To get ready for behavior-based job interviews, consider several examples: In which demonstrated outstanding performance in areas that the employer will be interested in: Clinical issues, team developing, change operations, and conflict resolution are frequently explored during interviews. Practice telling these testimonies so that you easily get to the point and do not wander off topic; every account should have an apparent beginning, middle, and an end.

A job interview is a 2-way street, so you should also plan to ask questions. Asking good questions will give you with the details you need, and it will also illustrate to your interviewer your critical thinking abilities and main concerns. It isn't really the time to ask about income or work hours; this is the time to inquire about relationships, priorities, and work procedures at the institution with which you seek employment. Utilize the guidelines of behavioral interviews described above to motivate the interviewer to reply to your questions with clear examples. Inability to make the most of this occasion could result in uncomfortable surprises later on and suggest to the interviewer that your degree of interest and commitment to the job could be somewhat limited.

Some Behavioral Interview Questions for the CNS Candidate:
  • Describe how you integrated new research findings into practice at your institution.
  • Tell about an occurrence where you created and developed a team.
  • Explain how you remedied a conflict with a manager, colleague, or client.
  • Describe how you recognized and managed a need within your organization.
  • Provide an example of when you needed to share difficult comments.
  • Describe a top quality or process development project that you coordinated.
  • Tell about how you arranged and achieved a personal or professional objective.
  • What is the toughest project you have ever handled and why? What was the end result, and what did you discover from this experience?
  • Tell about an occasion when you were required to partner with someone whose work method was very different from yours.
  • Give a case in point of a good or bad choice that you made and what exactly you learned from the decision.
  • Tell about circumstances when you had to create consensus within a team of diverse people.
  • Provide an example of how you prioritized numerous demands. How did you handle your stress during this time?
  • Describe a period of time when you needed to communicate information and facts or a practice change that was not popular. Just how did you approach it and what was the end result?
  • Describe a situation through which you had to back up an administrative choice that you personally didn't agree with. How did you complete this?
  • Describe a project that you had to maintain tight financial control. Did you achieve your financial goals?
  • How could you describe your managing style? Give examples of when this appears to have been helpful and when it has become a handicap.
  • In your view, what is the most significant aspect of operating as a resource to navigate the rehabilitation journey in such areas as diabetic management and disease control?

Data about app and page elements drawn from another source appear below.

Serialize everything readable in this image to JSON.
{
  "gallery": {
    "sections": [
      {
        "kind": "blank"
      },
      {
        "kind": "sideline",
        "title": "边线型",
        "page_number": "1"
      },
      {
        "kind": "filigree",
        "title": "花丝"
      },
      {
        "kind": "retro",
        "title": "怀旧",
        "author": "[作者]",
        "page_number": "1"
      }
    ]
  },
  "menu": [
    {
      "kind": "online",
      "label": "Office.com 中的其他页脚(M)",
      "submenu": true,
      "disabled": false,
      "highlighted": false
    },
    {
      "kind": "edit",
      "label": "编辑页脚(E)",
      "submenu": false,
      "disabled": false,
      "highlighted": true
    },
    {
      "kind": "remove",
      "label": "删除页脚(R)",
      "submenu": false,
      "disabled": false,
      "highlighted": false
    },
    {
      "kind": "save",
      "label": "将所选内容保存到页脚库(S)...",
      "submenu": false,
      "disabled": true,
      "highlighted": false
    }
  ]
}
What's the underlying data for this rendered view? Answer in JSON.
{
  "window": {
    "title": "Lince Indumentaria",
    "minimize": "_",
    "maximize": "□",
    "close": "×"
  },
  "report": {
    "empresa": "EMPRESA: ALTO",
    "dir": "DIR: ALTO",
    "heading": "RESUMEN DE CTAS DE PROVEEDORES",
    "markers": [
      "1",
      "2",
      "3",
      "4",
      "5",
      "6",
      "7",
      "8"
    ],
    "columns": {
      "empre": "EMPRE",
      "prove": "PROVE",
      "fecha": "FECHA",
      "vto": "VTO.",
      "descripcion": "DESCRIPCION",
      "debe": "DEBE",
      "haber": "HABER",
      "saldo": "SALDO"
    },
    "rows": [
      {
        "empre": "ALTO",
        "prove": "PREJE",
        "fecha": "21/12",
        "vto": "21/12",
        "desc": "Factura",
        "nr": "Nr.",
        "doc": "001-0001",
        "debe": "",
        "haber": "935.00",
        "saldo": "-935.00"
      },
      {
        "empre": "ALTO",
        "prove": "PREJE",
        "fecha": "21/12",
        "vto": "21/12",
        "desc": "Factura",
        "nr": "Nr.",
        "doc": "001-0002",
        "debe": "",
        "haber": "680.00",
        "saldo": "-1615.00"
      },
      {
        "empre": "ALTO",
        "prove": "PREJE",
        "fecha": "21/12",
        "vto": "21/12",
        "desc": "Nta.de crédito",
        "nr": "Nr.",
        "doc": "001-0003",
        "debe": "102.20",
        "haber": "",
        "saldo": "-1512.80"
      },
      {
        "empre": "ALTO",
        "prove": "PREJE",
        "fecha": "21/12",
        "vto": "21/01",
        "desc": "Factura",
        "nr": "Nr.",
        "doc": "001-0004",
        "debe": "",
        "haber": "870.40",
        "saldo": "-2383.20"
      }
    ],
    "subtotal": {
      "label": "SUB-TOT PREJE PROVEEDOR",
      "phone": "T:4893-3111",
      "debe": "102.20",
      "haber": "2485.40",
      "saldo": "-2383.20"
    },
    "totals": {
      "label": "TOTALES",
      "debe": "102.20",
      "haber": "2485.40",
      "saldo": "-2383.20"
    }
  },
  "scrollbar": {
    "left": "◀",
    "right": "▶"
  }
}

Why?
All interviewers should be asked to share with you their perspective of the CNS role at the institution. They should likewise be asked to describe how past important projects are actually prioritized, to identify primary needs that must be dealt with, to describe the orientation strategy and assessment criteria, to clarify the reporting framework, to address the working model of the team, and to address a normal workday or workweek. Acquire clarification as to whom you will be accountable to: Will this person be a nursing supervisor, a hospital administrator, or a unit nurse manager? Inquire about the organizational structure of the center and the nursing department so you can evaluate the power of nursing within that establishment and the political climate. It is critical to inquire about assistance for professional improvement opportunities.

This process of interviewing can be grueling. The better equipped you are and the more prepared you are, the better chance you have of impressing your interviewing person or panel and landing the job you desire.